Tampa Bay reliever Alex Colome was suspended for 50 games without pay for violating Major League Baseball's Joint Drug Prevention and Treatment Program on March 24, 2014. The Office of the Commissioner of Baseball revealed that Colome tested positive for the anabolic steroid boldenone during a random drug test.
Boldenone is the active ingredient in the injectable steroid preparation most commonly known as Equipoise. The Food and Drug Administration (FDA) has never approved boldenone for human use. It has been marketed worldwide as a veterinarian pharmaceutica for use in horses. However, athletes and bodybuilders have long enjoyed using boldenone either alone or stacked with other steroids. The effects of boldenone have been described as comparable to Deca Durabolin (nandrolone decanoate).

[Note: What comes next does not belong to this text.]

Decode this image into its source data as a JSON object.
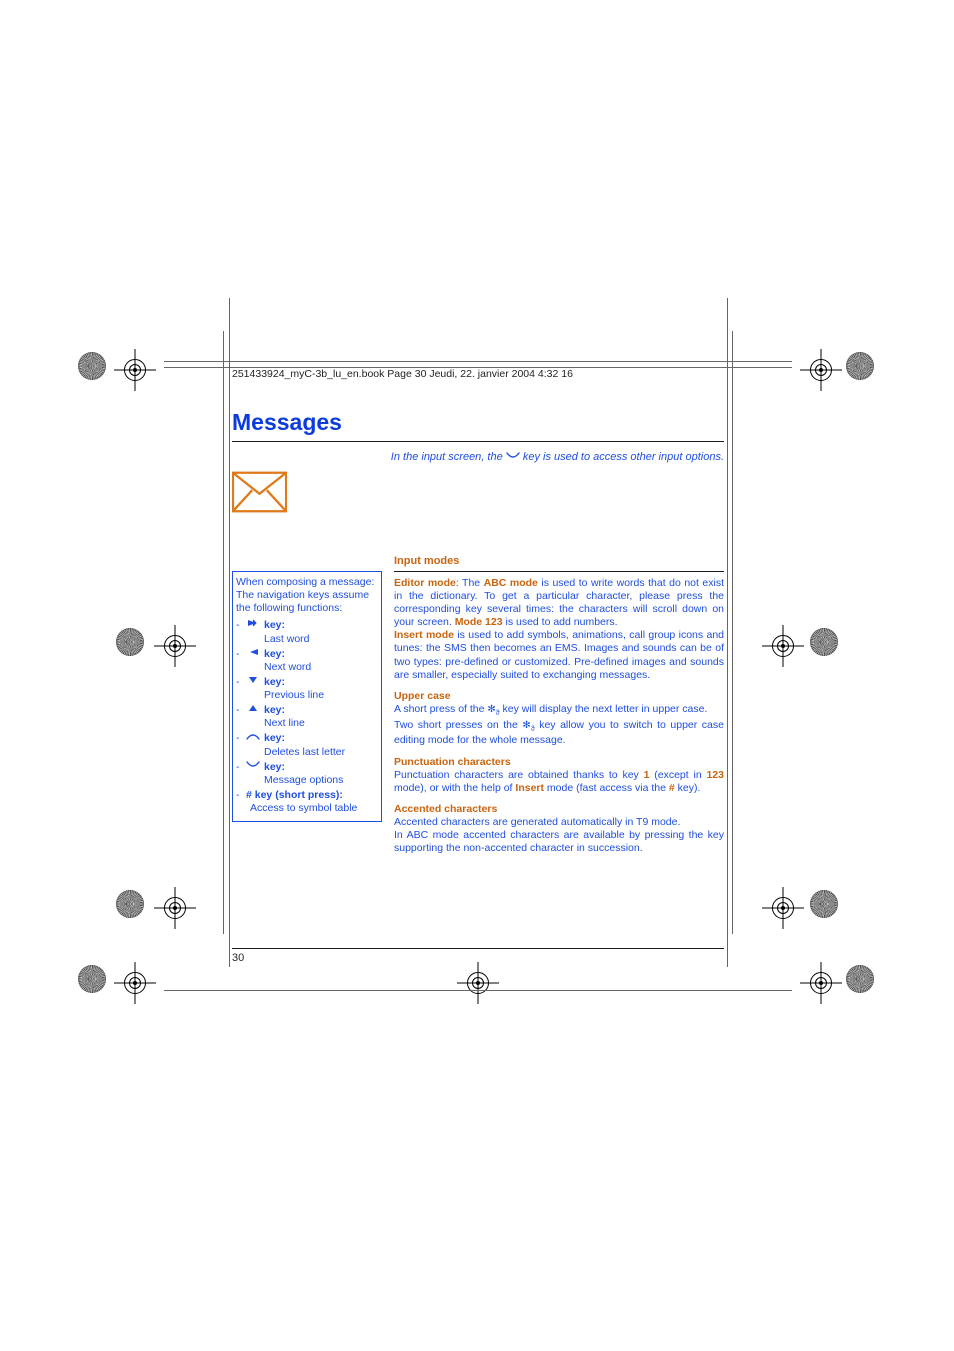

Colome is the first Major League Baseball (MLB) player to test positive for anabolic steroids since the San Diego Padres' Yasmani Grandal tested positive for testosterone on November 7, 2012. (Alex Rodriguez and sixteen other players were suspended in connection the Biogenesis of America steroid scandal last year but none of the players actually failed steroid tests.)
Colome's steroid positive continues the disturbing trend of Hispanic baseball players disproportionately being suspended for the use of steroids and performance-enhancing drugs (PEDs).
Sports writer John Shea, in a 2012 article for the San Francisco Chronicle, reported the clear majority of suspensions between 2005 and 2012 involved players born in Latin America.While 24 percent of MLB players were born in Latin America, they accounted for 62 percent of suspended players during the same period. Furthermore, the majority of players suspended in connection to the Biogenesis scandal were also of Hispanic descent.
There have been several explanations for the wild disparity of steroid and PED suspensions affecting this group.
These include the hypothesis that “random testing” isn't really so random; in other words, Hispanic players are targeted for testing.
Another hypothesis suggests that the ease of obtaining steroids in Latin American countries, where they are often available over-the-counter, increases the likelihood of use by prospective baseball players.
And yet another hypothesis speculates that Latin American-born players are more likely to be born into extreme poverty; the economic conditions changed the risk-reward ratio when it comes to using steroids to escape poverty.
There has been no definitive answer to the disparity. The questions remain:
Do a higher percentage of Latin American-born players use steroids and other PEDs?
Or are Latin American-born players just more likely to be targeted?
Jaffe, J. (March 24, 2014). Rays’ Alex Colome gets 50-game steroids suspension. Retrieved from //mlb.si.com/2014/03/24/alex-colome-gets-50-game-steroids-suspension/